What does it require of us? We can’t have a fit. We’ve got to have a movement. A fit, you get mad and run out for a couple of nights. A movement means we’ve got to be here for the long haul and turn our chance into change, our demonstration into legislation. We have got to stay on this so we can stop this!
AMY GOODMAN: The Reverend Al Sharpton speaking Monday in St. Louis, Missouri, at the funeral for Michael Brown. Among the guests who attended the service were a number of congressmembers, Martin Luther King III, Reverend Jesse Jackson, the families of Trayvon Martin and Sean Bell, and celebrities like Spike Lee, Diddy and Snoop Dogg. We go back to Democracy Now!'s Aaron Maté in St. Louis, who was there as Michael Brown's casket was brought outside the church.
PROTESTERS: Hands up! Don’t shoot! Hands up! Don’t shoot!
AARON MATÉ: It’s just after the funeral service, and we’re waiting for the coffin of Mike Brown to be taken to the hearse right in front of us. The Reverend Al Sharpton just wrapped up the service and now has led a group of dignitaries to just outside. Michael Brown Sr. leaving the service, being greeted by the crowds that have assembled here outside of the church.
MOURNER 1: Everything said about him was wonderful. He said he was going to be a legacy, and he is. He did it. He didn’t know how, but he did it.
AARON MATÉ: What comes next, after he’s laid to rest today?
MOURNER 1: What comes next is we stand together as a unit, in unity. Stop, stop, please, the violence. Let’s stand up and do it the right way, the way Martin Luther King taught us to do it. And that’s what we need to do.
MOURNER 2: Mobley. The service was wonderful. I thought Reverend Sharpton did a terrific job in outlining the agenda and so forth, because it’s a shame that here in America people that’s supposed to protect you are shooting you down. This is just another Emmett Till situation that happened in the 1950s. In fact, it’s worse, though, because it’s done by the policeman. And that’s ridiculous. That’s all I got to say.
AARON MATÉ: In the scorching 100-degree heat, as we leave the church watching this motorcade bring Michael Brown to his final resting place, people are out in the streets, raising their arms and repeating that rallying cry that has defined this movement since the killing of Michael Brown: “Hands up! Don’t shoot!” Residents of this neighborhood right by the church have come out of their homes to send off the motorcade that will take Michael Brown to his final resting place.
MAYA JONES: Maya Jones.
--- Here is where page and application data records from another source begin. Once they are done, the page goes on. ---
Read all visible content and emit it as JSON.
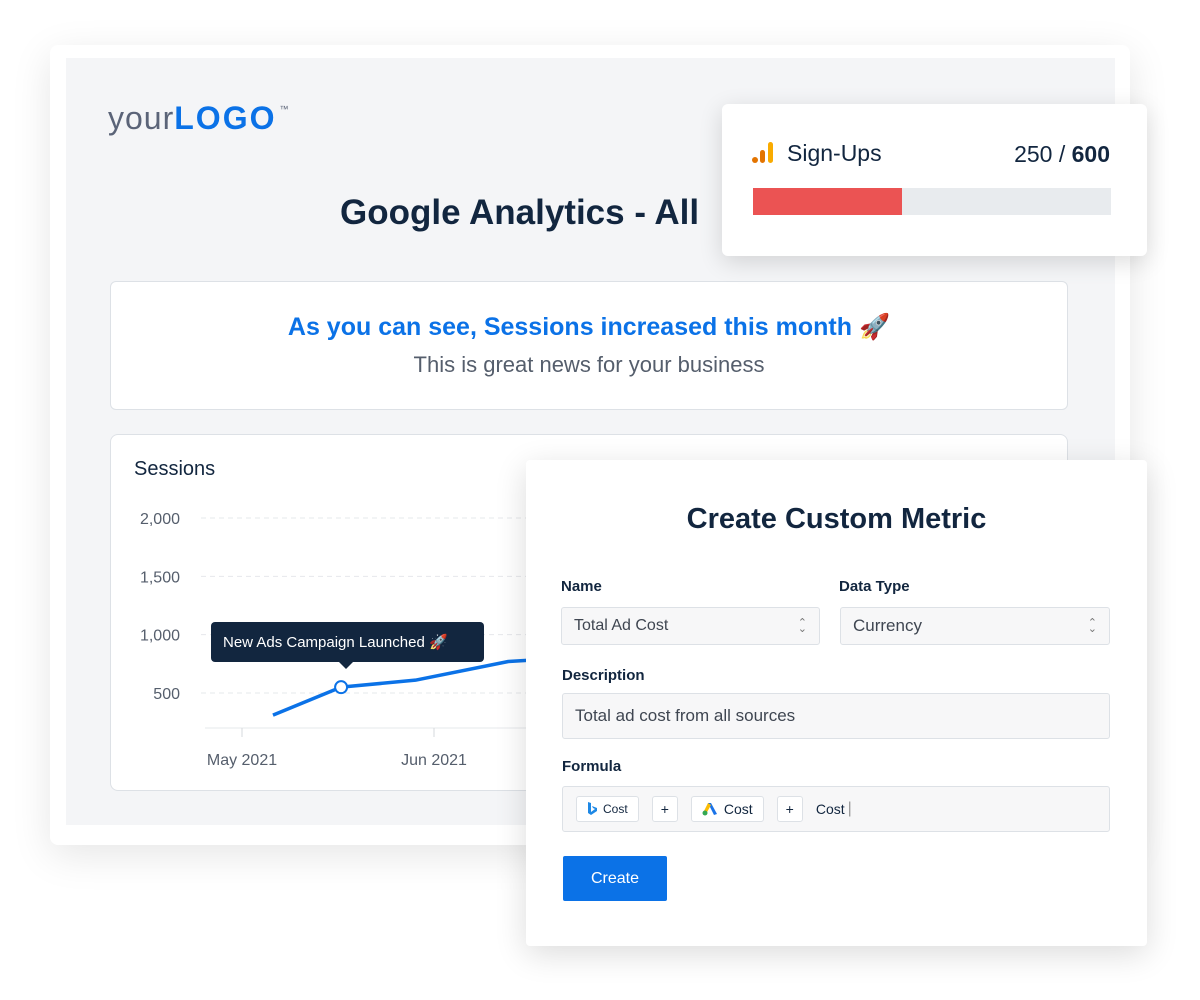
{
  "logo": {
    "part1": "your",
    "part2": "LOGO",
    "tm": "™"
  },
  "report": {
    "title": "Google Analytics - All"
  },
  "message": {
    "headline": "As you can see, Sessions increased this month 🚀",
    "subtext": "This is great news for your business"
  },
  "chart_data": {
    "type": "line",
    "title": "Sessions",
    "ylim": [
      300,
      2000
    ],
    "yticks": [
      "2,000",
      "1,500",
      "1,000",
      "500"
    ],
    "ytick_values": [
      2000,
      1500,
      1000,
      500
    ],
    "xticks": [
      "May 2021",
      "Jun 2021"
    ],
    "xtick_dates": [
      "2021-05-01",
      "2021-06-01"
    ],
    "grid": true,
    "series": [
      {
        "color": "#0b72e7",
        "x": [
          "2021-05-06",
          "2021-05-17",
          "2021-05-29",
          "2021-06-13",
          "2021-06-16",
          "2021-06-25"
        ],
        "y": [
          310,
          550,
          610,
          770,
          780,
          800
        ]
      }
    ],
    "annotation": {
      "text": "New Ads Campaign Launched 🚀",
      "x": "2021-05-17",
      "y": 550
    }
  },
  "signups": {
    "label": "Sign-Ups",
    "current": "250",
    "separator": " / ",
    "goal": "600",
    "progress": 0.417,
    "bar_color": "#eb5353"
  },
  "custom_metric": {
    "title": "Create Custom Metric",
    "name_label": "Name",
    "name_value": "Total Ad Cost",
    "type_label": "Data Type",
    "type_value": "Currency",
    "desc_label": "Description",
    "desc_value": "Total ad cost from all sources",
    "formula_label": "Formula",
    "formula": {
      "chip1": "Cost",
      "plus1": "+",
      "chip2": "Cost",
      "plus2": "+",
      "text": "Cost"
    },
    "create_label": "Create"
  }
}
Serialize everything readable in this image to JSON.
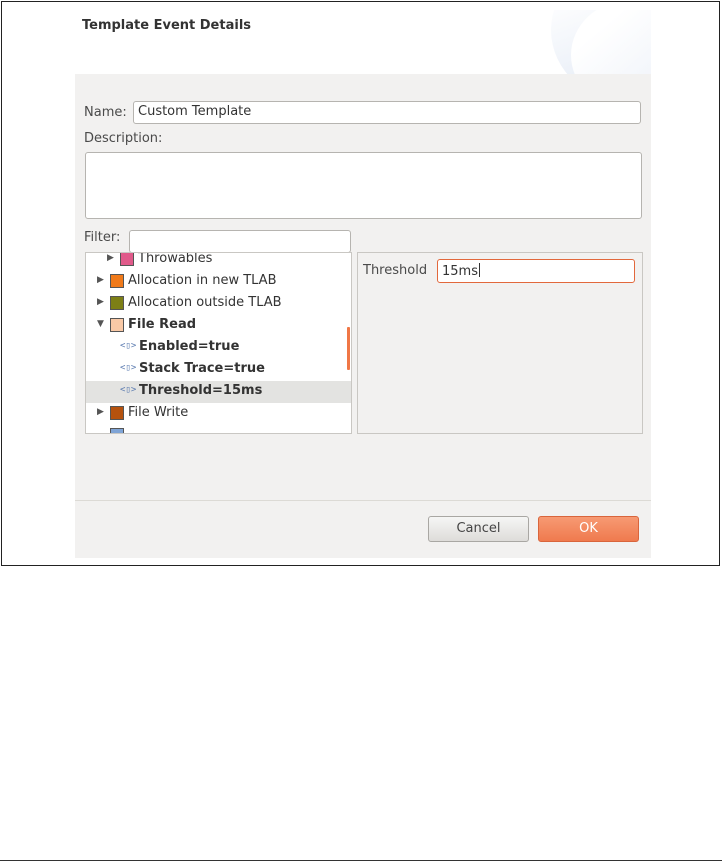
{
  "dialog": {
    "title": "Template Event Details",
    "name_label": "Name:",
    "name_value": "Custom   Template",
    "description_label": "Description:",
    "description_value": "",
    "filter_label": "Filter:",
    "filter_value": ""
  },
  "tree": {
    "rows": [
      {
        "label": "Throwables",
        "type": "event",
        "color": "#e05a8a",
        "expanded": false,
        "bold": false
      },
      {
        "label": "Allocation in new TLAB",
        "type": "event",
        "color": "#f07a1a",
        "expanded": false,
        "bold": false
      },
      {
        "label": "Allocation outside TLAB",
        "type": "event",
        "color": "#7d7f16",
        "expanded": false,
        "bold": false
      },
      {
        "label": "File Read",
        "type": "event",
        "color": "#f9c9a6",
        "expanded": true,
        "bold": true
      },
      {
        "label": "Enabled=true",
        "type": "attribute",
        "bold": true
      },
      {
        "label": "Stack Trace=true",
        "type": "attribute",
        "bold": true
      },
      {
        "label": "Threshold=15ms",
        "type": "attribute",
        "bold": true,
        "selected": true
      },
      {
        "label": "File Write",
        "type": "event",
        "color": "#b5520e",
        "expanded": false,
        "bold": false
      }
    ],
    "partial_row_color": "#7fa4d6"
  },
  "properties": {
    "threshold_label": "Threshold",
    "threshold_value": "15ms"
  },
  "buttons": {
    "cancel": "Cancel",
    "ok": "OK"
  },
  "colors": {
    "accent": "#ef7a4e",
    "focus_border": "#e2683c",
    "panel_bg": "#f2f1f0"
  }
}
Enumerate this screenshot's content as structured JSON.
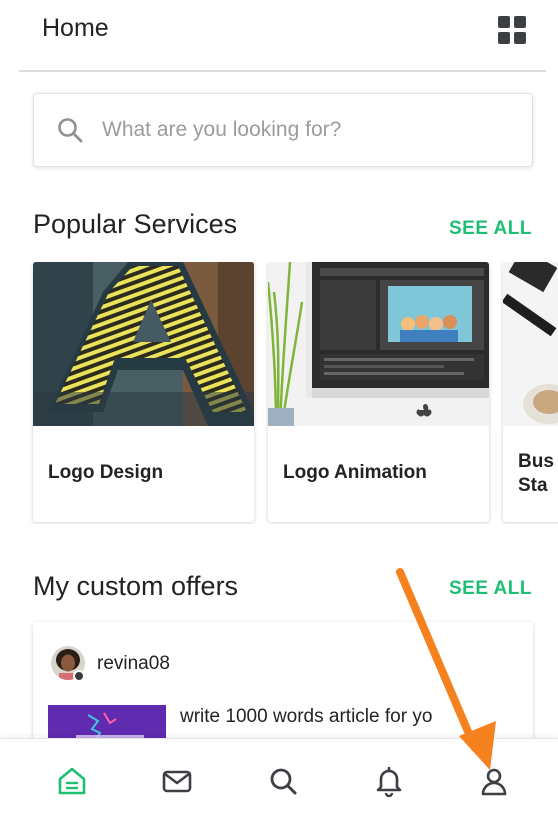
{
  "header": {
    "title": "Home",
    "menu_icon": "grid-icon"
  },
  "search": {
    "placeholder": "What are you looking for?",
    "value": "",
    "icon": "search-icon"
  },
  "popular": {
    "title": "Popular Services",
    "see_all": "SEE ALL",
    "cards": [
      {
        "label": "Logo Design"
      },
      {
        "label": "Logo Animation"
      },
      {
        "label": "Business Stationery",
        "visible_label": "Bus Sta"
      }
    ]
  },
  "offers": {
    "title": "My custom offers",
    "see_all": "SEE ALL",
    "items": [
      {
        "username": "revina08",
        "description": "write 1000 words article for yo"
      }
    ]
  },
  "bottom_nav": {
    "items": [
      {
        "name": "home",
        "icon": "home-icon",
        "active": true
      },
      {
        "name": "inbox",
        "icon": "mail-icon",
        "active": false
      },
      {
        "name": "search",
        "icon": "search-icon",
        "active": false
      },
      {
        "name": "notifications",
        "icon": "bell-icon",
        "active": false
      },
      {
        "name": "profile",
        "icon": "profile-icon",
        "active": false
      }
    ]
  },
  "colors": {
    "accent": "#1dbf73",
    "annotation_arrow": "#f5821f",
    "text": "#222325",
    "muted": "#9a9ca0"
  }
}
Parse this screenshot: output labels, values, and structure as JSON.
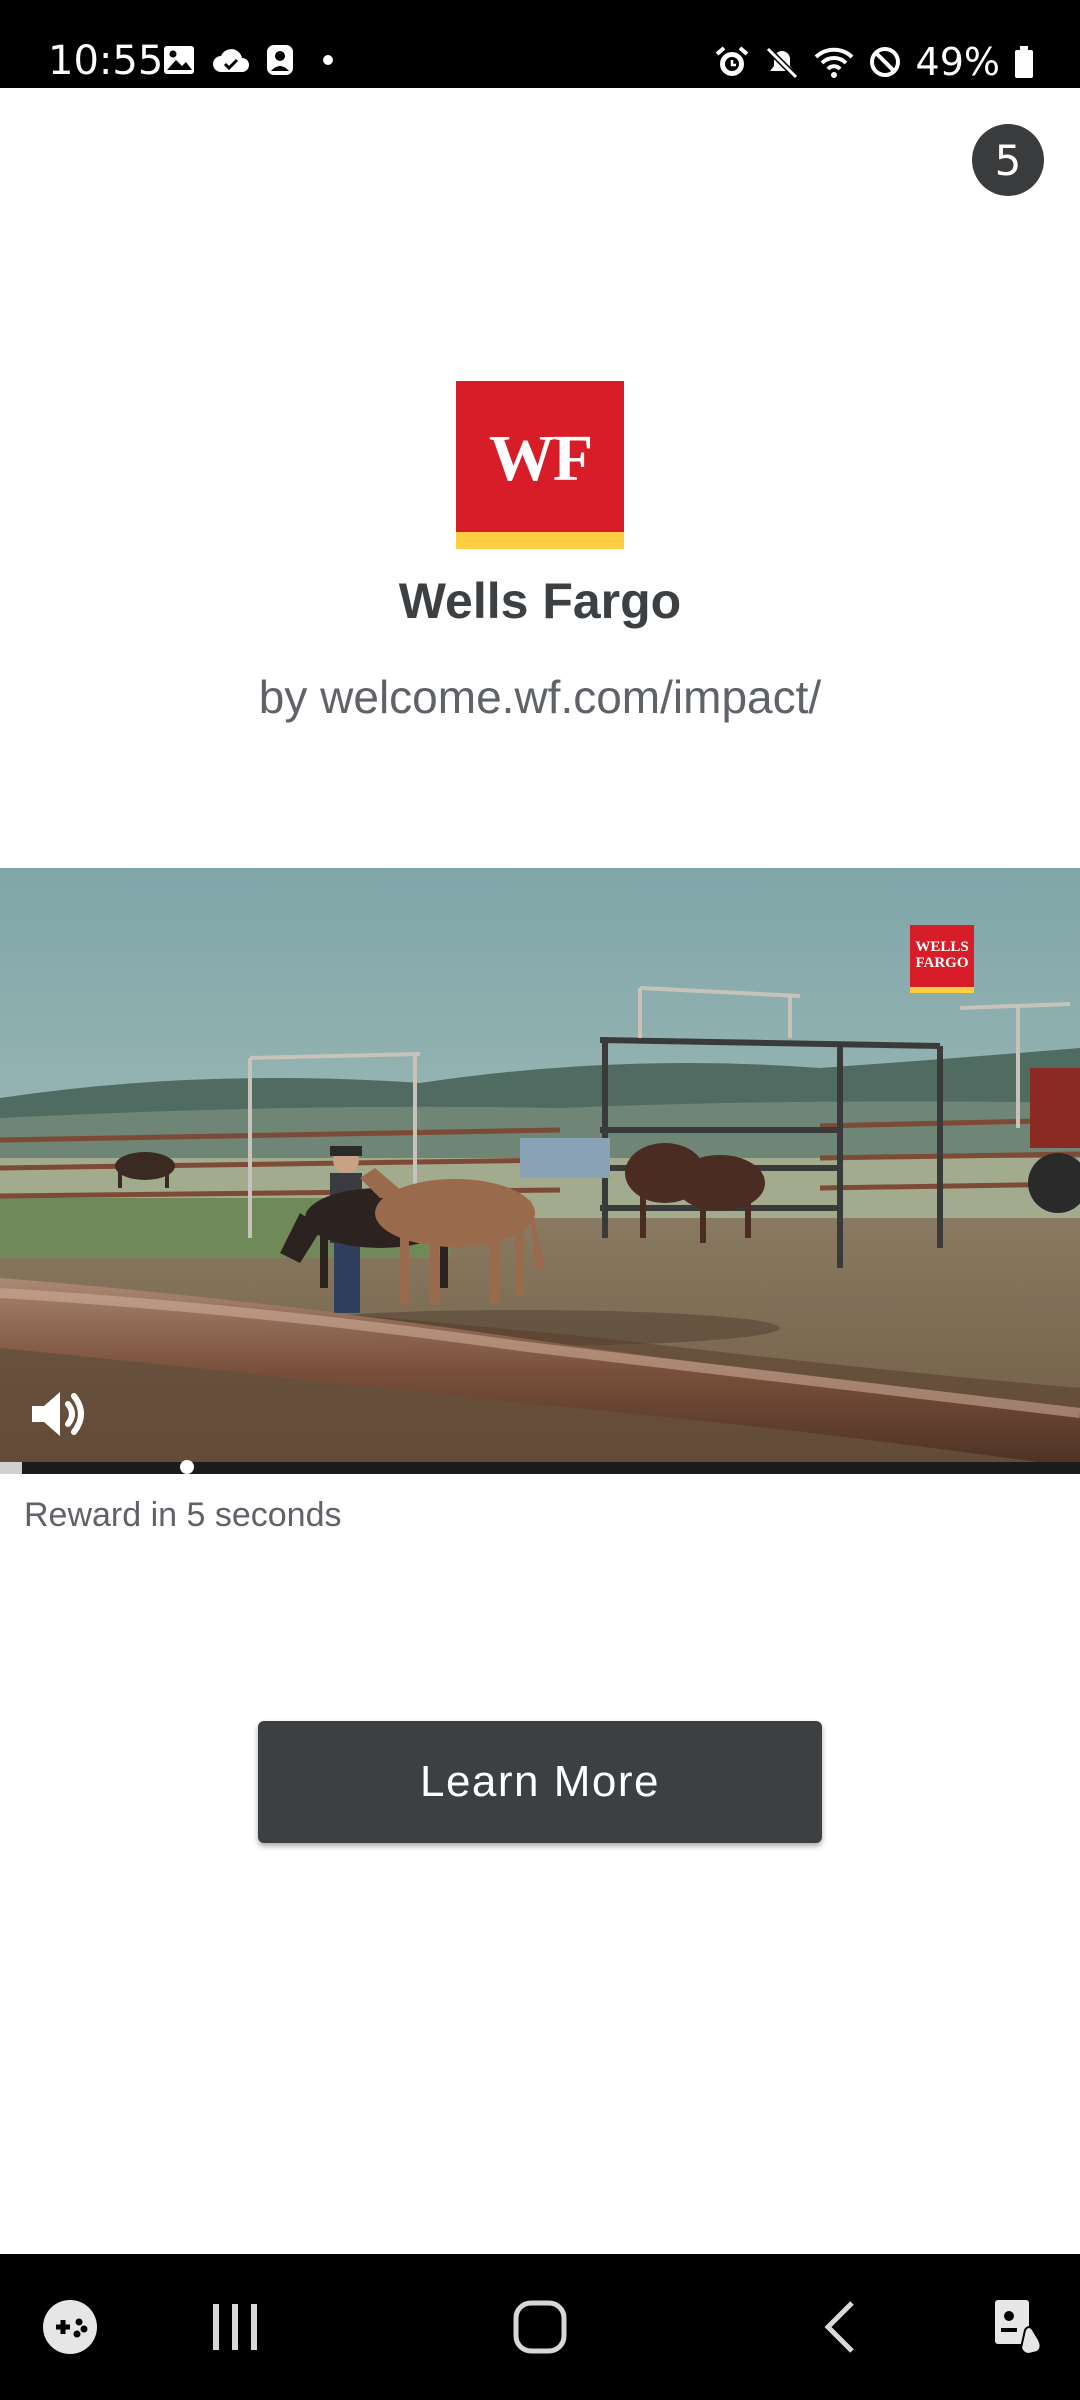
{
  "status_bar": {
    "time": "10:55",
    "battery_percent": "49%",
    "left_icons": [
      "image-icon",
      "cloud-icon",
      "account-icon",
      "dot-icon"
    ],
    "right_icons": [
      "alarm-icon",
      "mute-icon",
      "wifi-icon",
      "dnd-icon",
      "battery-icon"
    ]
  },
  "ad": {
    "countdown": "5",
    "advertiser": {
      "logo_text": "WF",
      "name": "Wells Fargo",
      "url": "by welcome.wf.com/impact/"
    },
    "video": {
      "watermark_text": "WELLS FARGO",
      "muted": false,
      "progress": 0.02,
      "scrubber_position": 0.173
    },
    "reward_text": "Reward in 5 seconds",
    "cta_label": "Learn More",
    "colors": {
      "brand_red": "#d71e28",
      "brand_gold": "#ffcd41",
      "cta_background": "#3c4043"
    }
  },
  "nav_bar": {
    "buttons": [
      "game-launcher-icon",
      "recents-icon",
      "home-icon",
      "back-icon",
      "accessibility-icon"
    ]
  }
}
And I was just really touched. And it hits home, because I just sent my son away to school. It just really hits home, because I have an 18-year-old. So, to not be able to see your child go away, it really hits home. So I really feel for that family. I live right here, and this is—this is just an emotional breakdown. I’ve never seen anything like it. I didn’t grow up in the civil rights time, but I can definitely imagine walking in their shoes, fighting for a cause.
AMY GOODMAN: Michael Brown’s parents requested that civilian motorcyclists, not police, escort the long funeral procession to their son’s grave. Special thanks to Democracy Now!’s Aaron Maté and Hany Massoud in St. Louis.
This is Democracy Now!, democracynow.org, The War and Peace Report. When we come back, Libya. Stay with us.